| Eugene Van Antwerp|
| American Politician|
| September 12, 1957, Detroit, Michigan, United States|Albert Cobo Wikipedia
Albert Eugene Cobo (October 2, 1893 – September 12, 1957) was an American politician who served as Mayor of Detroit from 1950-1957.
Albert Cobo was born in Detroit on October 2, 1893. He married his childhood sweetheart, Ethel; the couple had two daughters, Jean and Elaine.
Cobo opened and ran two candy stores in Detroit, while attending night school to study business administration and accounting at the Detroit Business Institute. After completing his studies, he sold his stores and went to work for Burroughs Corporation, working his way up to an executive position. In 1933, the city of Detroit was in a financial crisis, and Burroughs "loaned" Cobo to the city. However, he never returned to work for Burroughs, and ran for and was elected Detroit City Treasurer in 1935.
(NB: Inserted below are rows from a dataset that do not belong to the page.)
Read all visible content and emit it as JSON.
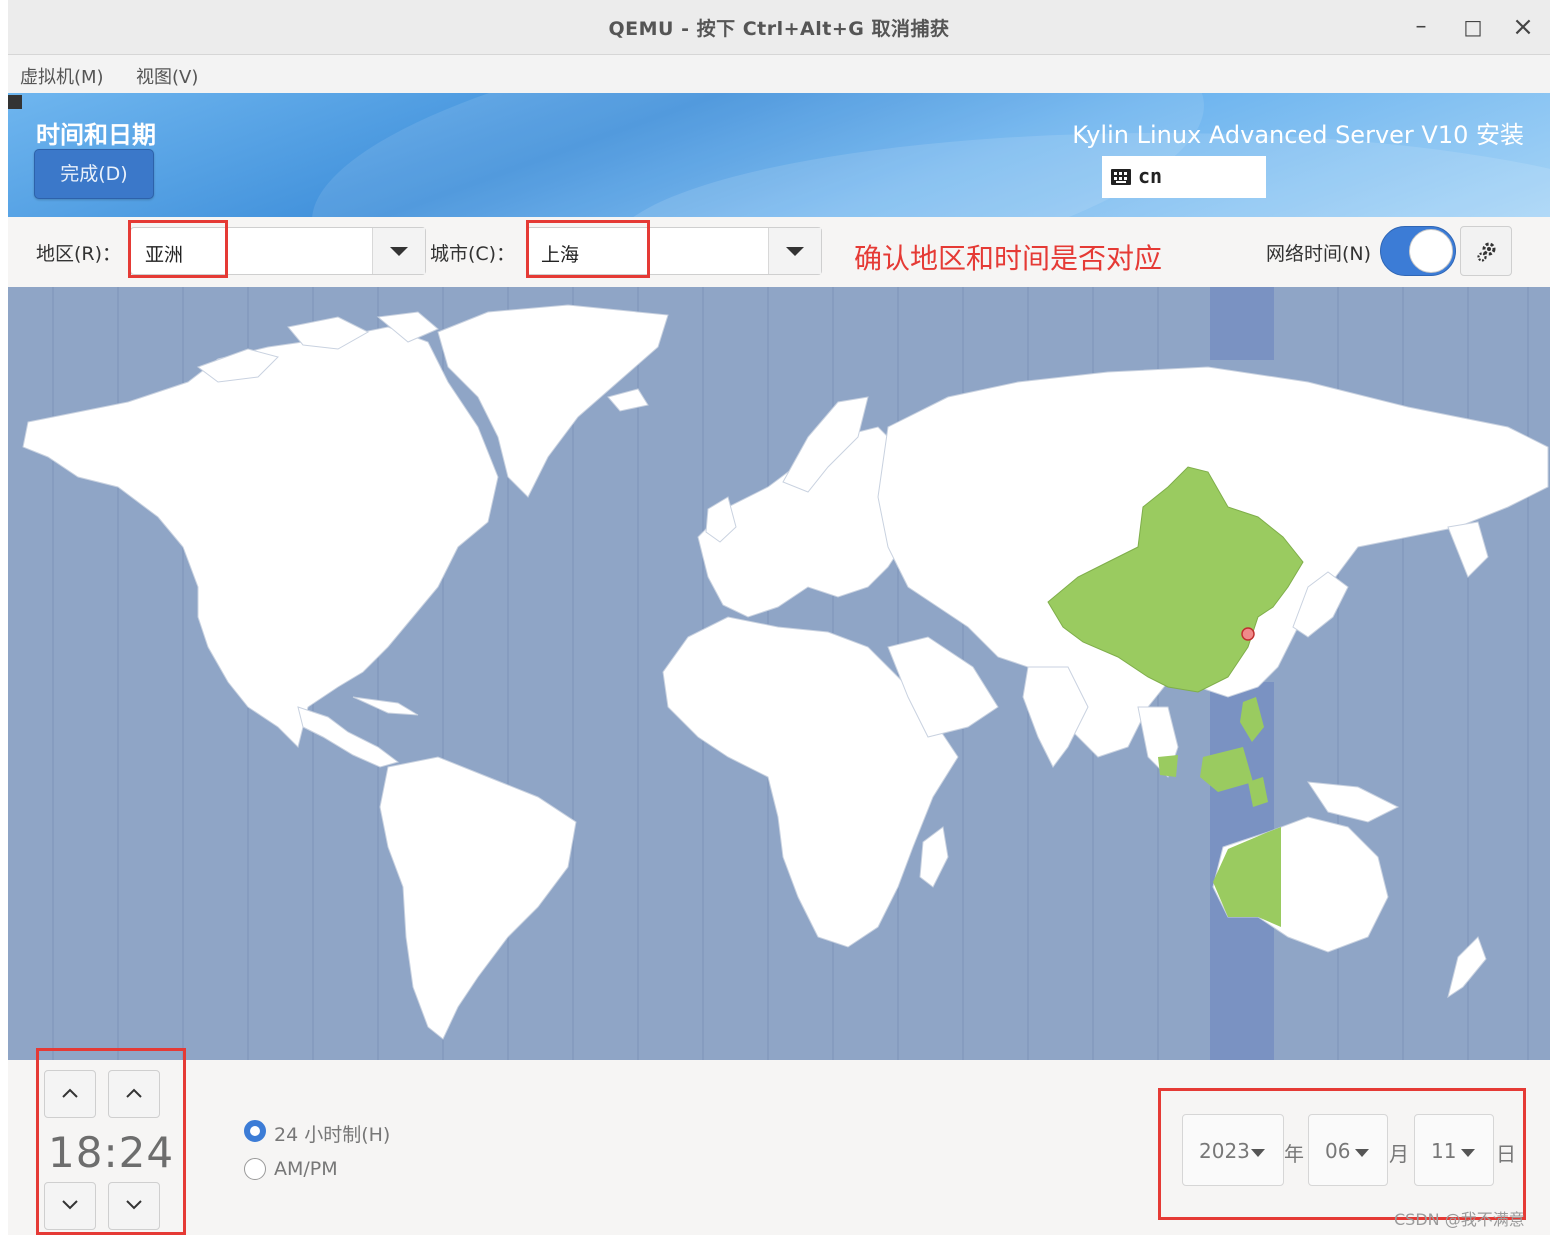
{
  "window": {
    "title": "QEMU - 按下 Ctrl+Alt+G 取消捕获",
    "minimize_glyph": "–",
    "maximize_glyph": "□",
    "close_glyph": "×"
  },
  "menubar": {
    "items": [
      {
        "label": "虚拟机(M)"
      },
      {
        "label": "视图(V)"
      }
    ]
  },
  "header": {
    "page_title": "时间和日期",
    "done_label": "完成(D)",
    "product_title": "Kylin Linux Advanced Server V10 安装",
    "keyboard_layout": "cn",
    "keyboard_icon": "keyboard-icon"
  },
  "timezone": {
    "region_label": "地区(R)：",
    "region_value": "亚洲",
    "city_label": "城市(C)：",
    "city_value": "上海",
    "annotation": "确认地区和时间是否对应",
    "network_time_label": "网络时间(N)",
    "network_time_enabled": true,
    "settings_icon": "gear-icon"
  },
  "colors": {
    "ocean": "#8fa5c6",
    "land": "#ffffff",
    "selected_zone": "#7a92c2",
    "selected_country": "#9acb60",
    "annotation_red": "#e53a35",
    "accent_blue": "#3c7cd6"
  },
  "time": {
    "hours": "18",
    "separator": ":",
    "minutes": "24",
    "format_24h_label": "24 小时制(H)",
    "format_ampm_label": "AM/PM",
    "format_selected": "24h"
  },
  "date": {
    "year": "2023",
    "year_unit": "年",
    "month": "06",
    "month_unit": "月",
    "day": "11",
    "day_unit": "日"
  },
  "watermark": "CSDN @我不满意"
}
Cobo served as City Treasurer of Detroit for seven terms before first running for the mayor's office in 1949. He won, campaigning against the "Negro invasion" of white neighborhoods, and was elected twice more, in 1951 and 1953 (the third time for four years).
Cobo served as president of the American Municipal Association and a trustee of the United States Conference of Mayors.
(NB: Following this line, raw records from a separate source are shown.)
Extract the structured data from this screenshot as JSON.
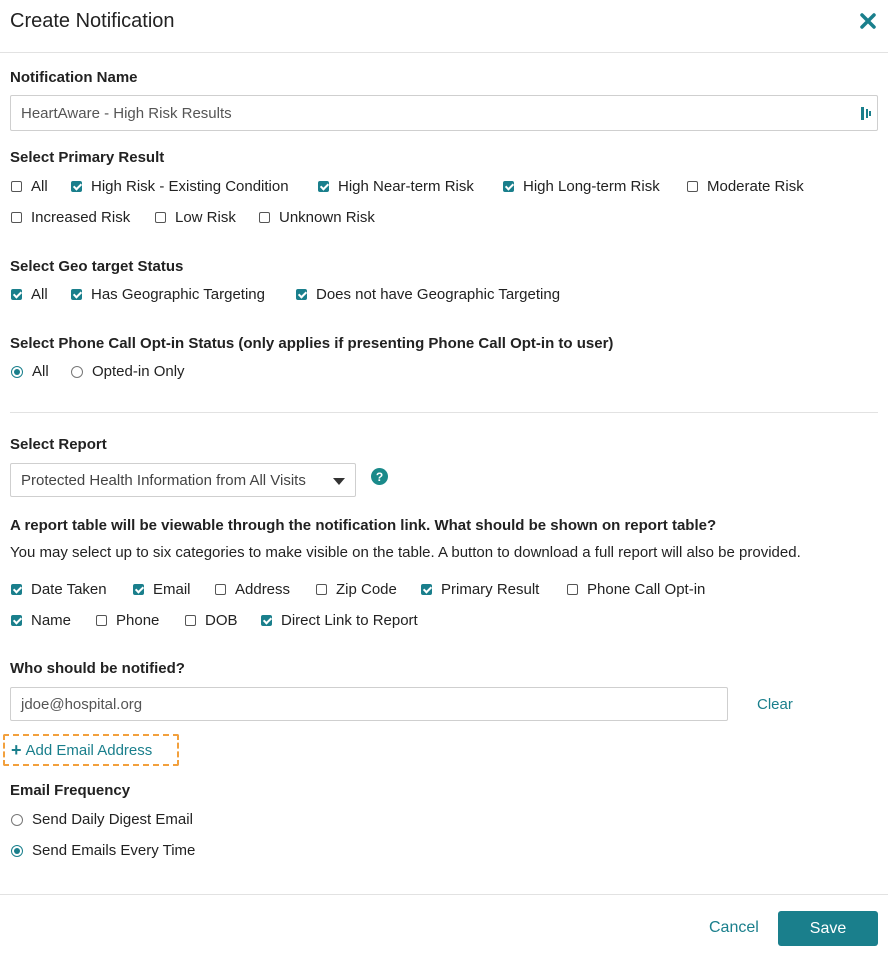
{
  "dialog": {
    "title": "Create Notification",
    "close_icon": "close-icon"
  },
  "notification_name": {
    "label": "Notification Name",
    "value": "HeartAware - High Risk Results"
  },
  "primary_result": {
    "label": "Select Primary Result",
    "options": [
      {
        "label": "All",
        "checked": false
      },
      {
        "label": "High Risk - Existing Condition",
        "checked": true
      },
      {
        "label": "High Near-term Risk",
        "checked": true
      },
      {
        "label": "High Long-term Risk",
        "checked": true
      },
      {
        "label": "Moderate Risk",
        "checked": false
      },
      {
        "label": "Increased Risk",
        "checked": false
      },
      {
        "label": "Low Risk",
        "checked": false
      },
      {
        "label": "Unknown Risk",
        "checked": false
      }
    ]
  },
  "geo_status": {
    "label": "Select Geo target Status",
    "options": [
      {
        "label": "All",
        "checked": true
      },
      {
        "label": "Has Geographic Targeting",
        "checked": true
      },
      {
        "label": "Does not have Geographic Targeting",
        "checked": true
      }
    ]
  },
  "phone_optin": {
    "label": "Select Phone Call Opt-in Status (only applies if presenting Phone Call Opt-in to user)",
    "options": [
      {
        "label": "All",
        "selected": true
      },
      {
        "label": "Opted-in Only",
        "selected": false
      }
    ]
  },
  "report": {
    "label": "Select Report",
    "selected": "Protected Health Information from All Visits"
  },
  "report_table": {
    "heading": "A report table will be viewable through the notification link. What should be shown on report table?",
    "description": "You may select up to six categories to make visible on the table. A button to download a full report will also be provided.",
    "options": [
      {
        "label": "Date Taken",
        "checked": true
      },
      {
        "label": "Email",
        "checked": true
      },
      {
        "label": "Address",
        "checked": false
      },
      {
        "label": "Zip Code",
        "checked": false
      },
      {
        "label": "Primary Result",
        "checked": true
      },
      {
        "label": "Phone Call Opt-in",
        "checked": false
      },
      {
        "label": "Name",
        "checked": true
      },
      {
        "label": "Phone",
        "checked": false
      },
      {
        "label": "DOB",
        "checked": false
      },
      {
        "label": "Direct Link to Report",
        "checked": true
      }
    ]
  },
  "notify": {
    "label": "Who should be notified?",
    "email_value": "jdoe@hospital.org",
    "clear_label": "Clear",
    "add_label": "Add Email Address"
  },
  "frequency": {
    "label": "Email Frequency",
    "options": [
      {
        "label": "Send Daily Digest Email",
        "selected": false
      },
      {
        "label": "Send Emails Every Time",
        "selected": true
      }
    ]
  },
  "footer": {
    "cancel_label": "Cancel",
    "save_label": "Save"
  },
  "colors": {
    "accent": "#1a7f8c",
    "highlight_border": "#f2a03d"
  }
}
Cobo ran on the Republican ticket in 1956 for governor of Michigan, but was handily beaten by G. Mennen Williams, his first loss after ten successful citywide campaigns. He declined to seek a fourth term as mayor in 1957.
Cobo died of a heart attack on September 12, 1957, just months before his last term in office would have ended. Cobo Center (formerly Cobo Hall) is named in his honor. He is interred at Woodlawn Cemetery. With the impending demolition of Joe Louis Arena, there is talk about renaming Cobo Center in memory of boxing legend Joe Louis.